Girls experience gender and sexual violence in schools around the world, and South Africa is no exception. Research has shown how learners, and girls in particular, are vulnerable to violence.

Despite the country’s political response to violence against women and girls, school-going girls struggle with male violence in and out of school.

Learners who are victimised at school often show poor academic performance, regular school absenteeism, anxiety and depression, drug and alcohol use, psychological trauma, and dropping out of school.

We conducted a study to learn more about South African teenage girls’ experiences at school. Violence emerged as a key aspect of their school life.

We looked at the spaces where violence occurs, and how the violence is linked to drug use, social inequalities, and construction of gender identity. We found that certain behaviour is tolerated because it isn’t seen as violence. We also reflected on some of the ways the issue of gender violence at school — and beyond — could be addressed.

The violence that girls experienced took various forms, including sexual harassment. It occurred in various school spaces such as the corridors and in an abandoned building on the school premises. The pupils said community violence and theft had resulted in this building becoming dilapidated.

We have five recommendations for addressing school violence.

  • People need to understand that gender power imbalances are a form of violence. They need to know where and when it’s being experienced. Boys should understand that violence includes gossiping, coercion, and sexualised utterances.
  • Schools must take responsibility for the physical environment and identify and manage spaces that increase the risk of violence.
  • The school curriculum on issues of sexuality and relationships must relate more directly to the girls’ everyday experiences of violence at school. A comprehensive sexuality education programme should challenge violence by boys and by girls as it relates to youth sexuality and the dynamics of relationships.
  • Pupils’ use of drugs must be addressed in such educational programmes. In South Africa, personal and private use of dagga among adults is no longer a criminal offence. The availability of the drug in South African communities has implications for children’s access to it.
  • Fifth, schools need to support and act on girls’ reporting of violence. And some research has found that bystander programmes can reduce the normalisation of violence in schools. These programmes encourage passive bystanders to become active by learning to recognise potentially violent or dangerous situations. They empower young people to act more effectively against violence.

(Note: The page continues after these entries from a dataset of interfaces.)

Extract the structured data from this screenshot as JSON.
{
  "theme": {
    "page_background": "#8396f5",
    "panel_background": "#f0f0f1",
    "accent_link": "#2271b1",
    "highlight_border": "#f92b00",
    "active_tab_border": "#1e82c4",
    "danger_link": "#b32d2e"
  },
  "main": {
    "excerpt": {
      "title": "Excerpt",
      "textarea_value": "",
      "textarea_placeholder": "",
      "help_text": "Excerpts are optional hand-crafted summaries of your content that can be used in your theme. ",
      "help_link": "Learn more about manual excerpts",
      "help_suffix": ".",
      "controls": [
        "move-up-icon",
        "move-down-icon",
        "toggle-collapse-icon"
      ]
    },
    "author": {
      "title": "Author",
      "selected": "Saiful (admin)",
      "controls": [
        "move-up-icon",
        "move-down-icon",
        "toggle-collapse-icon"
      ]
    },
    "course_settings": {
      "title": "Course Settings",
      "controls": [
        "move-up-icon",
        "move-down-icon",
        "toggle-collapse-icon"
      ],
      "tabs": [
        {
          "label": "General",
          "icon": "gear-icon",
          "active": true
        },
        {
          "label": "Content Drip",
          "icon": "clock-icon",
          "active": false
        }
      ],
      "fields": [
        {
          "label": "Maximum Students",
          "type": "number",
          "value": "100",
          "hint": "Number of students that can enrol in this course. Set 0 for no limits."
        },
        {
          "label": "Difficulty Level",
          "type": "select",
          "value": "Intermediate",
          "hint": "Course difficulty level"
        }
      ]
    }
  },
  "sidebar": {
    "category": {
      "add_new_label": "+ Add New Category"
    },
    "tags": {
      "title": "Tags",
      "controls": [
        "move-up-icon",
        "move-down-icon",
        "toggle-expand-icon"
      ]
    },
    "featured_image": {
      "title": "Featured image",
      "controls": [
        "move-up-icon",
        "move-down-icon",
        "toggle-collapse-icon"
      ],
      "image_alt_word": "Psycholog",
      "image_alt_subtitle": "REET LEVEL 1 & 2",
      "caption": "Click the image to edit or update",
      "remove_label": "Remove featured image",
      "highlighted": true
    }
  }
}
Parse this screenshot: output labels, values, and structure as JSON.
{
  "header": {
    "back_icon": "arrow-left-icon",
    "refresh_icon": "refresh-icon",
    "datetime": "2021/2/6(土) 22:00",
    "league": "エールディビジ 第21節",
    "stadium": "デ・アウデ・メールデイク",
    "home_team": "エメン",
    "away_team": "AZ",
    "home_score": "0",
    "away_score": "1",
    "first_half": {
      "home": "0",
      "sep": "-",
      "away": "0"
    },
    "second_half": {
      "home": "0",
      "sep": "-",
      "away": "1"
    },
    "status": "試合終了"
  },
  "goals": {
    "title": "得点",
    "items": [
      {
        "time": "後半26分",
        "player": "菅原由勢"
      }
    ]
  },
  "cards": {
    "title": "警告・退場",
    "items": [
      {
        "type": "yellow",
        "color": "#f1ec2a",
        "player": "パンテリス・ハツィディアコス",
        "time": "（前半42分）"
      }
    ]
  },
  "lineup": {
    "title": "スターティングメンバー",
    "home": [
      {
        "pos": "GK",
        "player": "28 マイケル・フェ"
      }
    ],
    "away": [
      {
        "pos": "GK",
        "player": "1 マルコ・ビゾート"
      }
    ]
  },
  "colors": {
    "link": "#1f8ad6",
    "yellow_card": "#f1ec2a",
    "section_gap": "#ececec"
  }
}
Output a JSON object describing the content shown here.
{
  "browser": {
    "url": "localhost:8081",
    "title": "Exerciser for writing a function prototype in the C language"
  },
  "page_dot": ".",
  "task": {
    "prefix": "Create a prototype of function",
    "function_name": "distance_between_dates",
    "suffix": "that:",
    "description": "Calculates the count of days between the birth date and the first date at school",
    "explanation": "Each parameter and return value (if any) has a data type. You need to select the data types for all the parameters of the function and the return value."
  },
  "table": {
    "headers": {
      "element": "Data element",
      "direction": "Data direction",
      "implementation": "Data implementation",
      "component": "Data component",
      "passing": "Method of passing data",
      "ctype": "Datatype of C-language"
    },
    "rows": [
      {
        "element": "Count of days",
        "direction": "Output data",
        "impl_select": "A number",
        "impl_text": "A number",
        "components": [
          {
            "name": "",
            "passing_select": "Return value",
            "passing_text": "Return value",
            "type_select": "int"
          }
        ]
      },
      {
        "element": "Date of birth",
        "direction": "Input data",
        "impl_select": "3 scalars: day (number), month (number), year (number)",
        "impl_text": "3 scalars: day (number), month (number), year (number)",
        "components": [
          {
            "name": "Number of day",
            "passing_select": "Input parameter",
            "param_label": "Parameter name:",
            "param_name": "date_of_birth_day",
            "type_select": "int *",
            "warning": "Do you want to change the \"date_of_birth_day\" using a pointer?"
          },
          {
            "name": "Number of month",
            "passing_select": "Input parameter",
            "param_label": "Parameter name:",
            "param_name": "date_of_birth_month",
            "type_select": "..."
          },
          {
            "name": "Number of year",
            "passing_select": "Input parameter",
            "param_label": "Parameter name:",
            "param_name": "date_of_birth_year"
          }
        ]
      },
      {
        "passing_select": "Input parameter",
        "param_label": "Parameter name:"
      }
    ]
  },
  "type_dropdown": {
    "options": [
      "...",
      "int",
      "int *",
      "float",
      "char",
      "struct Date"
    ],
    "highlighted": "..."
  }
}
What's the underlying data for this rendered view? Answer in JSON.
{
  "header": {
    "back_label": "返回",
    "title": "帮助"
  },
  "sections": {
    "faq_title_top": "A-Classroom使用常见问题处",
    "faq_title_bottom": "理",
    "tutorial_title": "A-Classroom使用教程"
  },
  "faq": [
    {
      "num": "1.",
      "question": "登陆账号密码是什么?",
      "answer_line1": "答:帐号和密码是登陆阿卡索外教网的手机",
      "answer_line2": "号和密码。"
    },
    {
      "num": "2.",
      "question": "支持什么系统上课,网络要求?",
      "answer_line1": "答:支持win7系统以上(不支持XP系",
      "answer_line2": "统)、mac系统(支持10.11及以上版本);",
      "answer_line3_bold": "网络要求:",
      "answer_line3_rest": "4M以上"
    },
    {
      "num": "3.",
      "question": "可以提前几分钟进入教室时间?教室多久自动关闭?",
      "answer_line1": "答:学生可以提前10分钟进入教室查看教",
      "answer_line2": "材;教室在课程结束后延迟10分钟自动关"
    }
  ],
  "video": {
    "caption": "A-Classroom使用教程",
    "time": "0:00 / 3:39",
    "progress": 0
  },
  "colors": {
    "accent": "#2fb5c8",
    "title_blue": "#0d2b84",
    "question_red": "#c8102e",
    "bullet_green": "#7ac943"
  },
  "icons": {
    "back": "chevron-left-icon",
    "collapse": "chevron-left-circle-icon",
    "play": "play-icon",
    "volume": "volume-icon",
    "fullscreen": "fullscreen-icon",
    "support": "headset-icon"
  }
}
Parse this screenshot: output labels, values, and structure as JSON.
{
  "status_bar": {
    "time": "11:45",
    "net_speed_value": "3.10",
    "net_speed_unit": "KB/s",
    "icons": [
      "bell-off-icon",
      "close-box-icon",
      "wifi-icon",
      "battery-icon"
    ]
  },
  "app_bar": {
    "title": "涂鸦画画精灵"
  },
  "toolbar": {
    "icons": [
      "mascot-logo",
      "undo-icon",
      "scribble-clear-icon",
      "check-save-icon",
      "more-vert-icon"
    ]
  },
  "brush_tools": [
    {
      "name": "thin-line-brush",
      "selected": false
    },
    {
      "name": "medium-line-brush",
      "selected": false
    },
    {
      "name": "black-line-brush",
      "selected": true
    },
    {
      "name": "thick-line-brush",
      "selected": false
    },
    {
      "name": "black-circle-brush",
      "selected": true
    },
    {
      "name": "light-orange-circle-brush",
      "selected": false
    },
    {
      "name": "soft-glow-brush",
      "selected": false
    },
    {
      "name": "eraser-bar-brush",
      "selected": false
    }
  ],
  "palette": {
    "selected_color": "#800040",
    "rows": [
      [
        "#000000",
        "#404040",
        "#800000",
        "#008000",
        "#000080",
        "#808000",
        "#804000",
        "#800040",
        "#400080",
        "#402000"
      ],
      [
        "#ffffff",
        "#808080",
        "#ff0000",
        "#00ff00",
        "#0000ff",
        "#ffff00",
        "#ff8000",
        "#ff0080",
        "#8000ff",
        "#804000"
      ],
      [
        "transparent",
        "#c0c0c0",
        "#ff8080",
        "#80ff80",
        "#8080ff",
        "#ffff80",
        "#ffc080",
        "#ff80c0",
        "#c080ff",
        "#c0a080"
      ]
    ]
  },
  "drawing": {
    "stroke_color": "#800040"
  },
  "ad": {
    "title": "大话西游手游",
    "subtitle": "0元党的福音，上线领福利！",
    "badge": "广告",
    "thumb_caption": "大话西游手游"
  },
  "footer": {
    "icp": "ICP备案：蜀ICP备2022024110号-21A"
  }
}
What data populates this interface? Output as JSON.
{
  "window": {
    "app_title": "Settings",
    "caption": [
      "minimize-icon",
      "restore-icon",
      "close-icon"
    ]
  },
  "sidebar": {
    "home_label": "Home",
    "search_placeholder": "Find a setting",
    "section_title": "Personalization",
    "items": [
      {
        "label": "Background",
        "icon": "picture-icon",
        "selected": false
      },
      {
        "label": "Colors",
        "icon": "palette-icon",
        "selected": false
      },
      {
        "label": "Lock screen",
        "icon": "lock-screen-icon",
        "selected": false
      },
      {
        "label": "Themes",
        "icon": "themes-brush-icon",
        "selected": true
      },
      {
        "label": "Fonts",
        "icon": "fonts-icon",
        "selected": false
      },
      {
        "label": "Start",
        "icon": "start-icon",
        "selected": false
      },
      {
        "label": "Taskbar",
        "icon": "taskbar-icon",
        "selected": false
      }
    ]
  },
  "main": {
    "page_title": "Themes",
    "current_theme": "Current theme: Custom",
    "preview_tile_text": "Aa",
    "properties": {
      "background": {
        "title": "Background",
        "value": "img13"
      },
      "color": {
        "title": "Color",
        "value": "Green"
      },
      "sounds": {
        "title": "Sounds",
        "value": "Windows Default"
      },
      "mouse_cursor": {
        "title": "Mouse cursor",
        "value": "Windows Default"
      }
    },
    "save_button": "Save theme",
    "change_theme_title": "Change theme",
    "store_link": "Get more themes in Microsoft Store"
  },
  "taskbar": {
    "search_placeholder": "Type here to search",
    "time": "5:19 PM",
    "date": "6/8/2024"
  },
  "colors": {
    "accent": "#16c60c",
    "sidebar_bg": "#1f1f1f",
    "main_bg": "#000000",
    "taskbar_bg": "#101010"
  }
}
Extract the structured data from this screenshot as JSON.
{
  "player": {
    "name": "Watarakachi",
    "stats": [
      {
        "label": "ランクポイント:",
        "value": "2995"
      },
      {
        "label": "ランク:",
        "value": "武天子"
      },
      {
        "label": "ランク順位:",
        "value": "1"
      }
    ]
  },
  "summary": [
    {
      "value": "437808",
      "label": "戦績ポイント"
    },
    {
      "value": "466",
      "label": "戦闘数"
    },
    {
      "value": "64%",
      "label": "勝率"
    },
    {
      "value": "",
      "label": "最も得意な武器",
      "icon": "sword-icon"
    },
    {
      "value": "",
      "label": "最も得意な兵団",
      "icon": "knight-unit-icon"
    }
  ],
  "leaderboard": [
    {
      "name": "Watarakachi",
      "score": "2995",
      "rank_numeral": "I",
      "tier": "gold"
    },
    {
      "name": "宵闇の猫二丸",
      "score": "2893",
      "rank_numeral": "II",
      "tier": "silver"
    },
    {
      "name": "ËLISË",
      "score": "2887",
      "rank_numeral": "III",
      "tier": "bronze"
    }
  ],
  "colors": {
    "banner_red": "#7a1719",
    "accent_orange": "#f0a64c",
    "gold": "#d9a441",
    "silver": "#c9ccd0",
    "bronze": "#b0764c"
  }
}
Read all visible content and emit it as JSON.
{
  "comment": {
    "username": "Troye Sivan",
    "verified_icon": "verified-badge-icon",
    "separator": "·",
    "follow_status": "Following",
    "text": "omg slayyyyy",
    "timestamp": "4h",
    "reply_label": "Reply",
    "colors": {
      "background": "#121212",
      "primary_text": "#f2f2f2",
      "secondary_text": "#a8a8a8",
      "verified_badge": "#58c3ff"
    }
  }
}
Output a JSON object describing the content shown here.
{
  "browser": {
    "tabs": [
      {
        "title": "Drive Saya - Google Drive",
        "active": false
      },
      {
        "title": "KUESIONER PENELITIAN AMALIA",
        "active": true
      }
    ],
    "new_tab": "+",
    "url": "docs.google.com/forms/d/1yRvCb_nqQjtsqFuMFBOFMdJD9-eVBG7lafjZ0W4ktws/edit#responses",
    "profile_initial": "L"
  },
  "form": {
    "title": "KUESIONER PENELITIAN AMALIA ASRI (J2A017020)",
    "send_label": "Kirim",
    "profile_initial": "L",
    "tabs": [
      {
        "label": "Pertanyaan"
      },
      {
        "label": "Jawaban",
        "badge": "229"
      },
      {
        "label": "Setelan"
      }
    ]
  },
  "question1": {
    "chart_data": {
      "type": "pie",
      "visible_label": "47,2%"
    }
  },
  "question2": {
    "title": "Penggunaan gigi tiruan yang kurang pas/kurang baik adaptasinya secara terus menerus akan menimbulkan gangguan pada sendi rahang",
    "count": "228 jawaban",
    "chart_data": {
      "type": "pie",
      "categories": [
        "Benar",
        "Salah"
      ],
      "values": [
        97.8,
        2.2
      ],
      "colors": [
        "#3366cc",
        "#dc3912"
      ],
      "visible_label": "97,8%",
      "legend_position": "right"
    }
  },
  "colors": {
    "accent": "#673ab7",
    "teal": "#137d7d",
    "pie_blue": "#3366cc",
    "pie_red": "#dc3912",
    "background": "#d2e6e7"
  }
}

Read the full article about gender-based violence by Emmanuel Mayeza at Global Citizen.